Scylla gives Raelle a sense of belonging she didn’t know she was missing, and with her help (see: mental manipulations) she begins to see things in a new light. Scylla tells her to let the army make her powerful, and Raelle begins to take her training seriously. Scylla uses Raelle’s loss to try and turn Raelle against the Army, but Scylla begins to fall for Raelle just as Raelle is falling for her. As things are looking up for Raelle her world crumbles when Scylla’s true identity is discovered. After an attack at a military wedding, Raelle is told Scylla didn’t make it out alive. Raelle spends weeks heartbroken, until her world is again turned upside down when she discovers Scylla is not only alive but is part of the Spree. The Army uses their relationship against the girls to gain information on the enemy. The emotional vulnerability allows them to penetrate Scylla’s mind while Raelle must face a horrible truth. She turns her back on Scylla at first, but she can’t deny that she was in love with her. Even after everything they went through, Raelle asks that they show Scylla mercy.
The show allows their relationship to flesh out what happens when two people from opposing sides fall in love. For Raelle, it’s about the bravery to stand up and defend the one you love. She fights for Scylla even when everyone else tells her Scylla is trouble. Raelle fights against the reality that Scylla is Spree until she is shown the cold hard truth in a cold and dark jail cell where Scylla is ruthlessly interrogated. Even after she’s suffered tremendous heartbreak, Raelle is the kind of person that is willing to see the best in Scylla. Their love story is full of complications and asks real questions. What lengths will a person go to when they are in love? Does love make us weak? Raelle is a beautiful example of a flawed human being fighting for what she believes. Freeform has put a lesbian couple at the forefront of Motherland: Fort Salem without flaunting it. They are not the ‘token gay couple’ as is sometimes seen on television.
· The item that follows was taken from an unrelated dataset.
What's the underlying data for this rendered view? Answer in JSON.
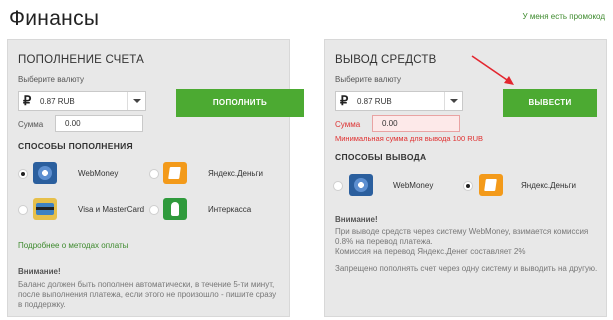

Raelle’s identity is organically introduced and treated with the same respect and story development as any other lead character. The show beautifully highlights her decision and it’s accepted universally by every character on the show, there is no homophobia for Raelle to face down in this world opening her up to challenges and character development typically afforded to the “classic straight lead.” Motherland is a breath of fresh air for anyone looking to watch a LGBTQA+ lead show.
Raelle truly embodies the spirit of Pride. She’s exactly the type of strong, fierce LGBTQA+ character we need more of on television. Season 1 of Motherland: Fort Salem was an emotional rollercoaster and we can’t wait to see what season 2 will hold. The new season begins airing Tuesday, June 22 on FreeForm. Season 1 is available to binge now on Hulu, so make sure to check it out and tune in for the new season live!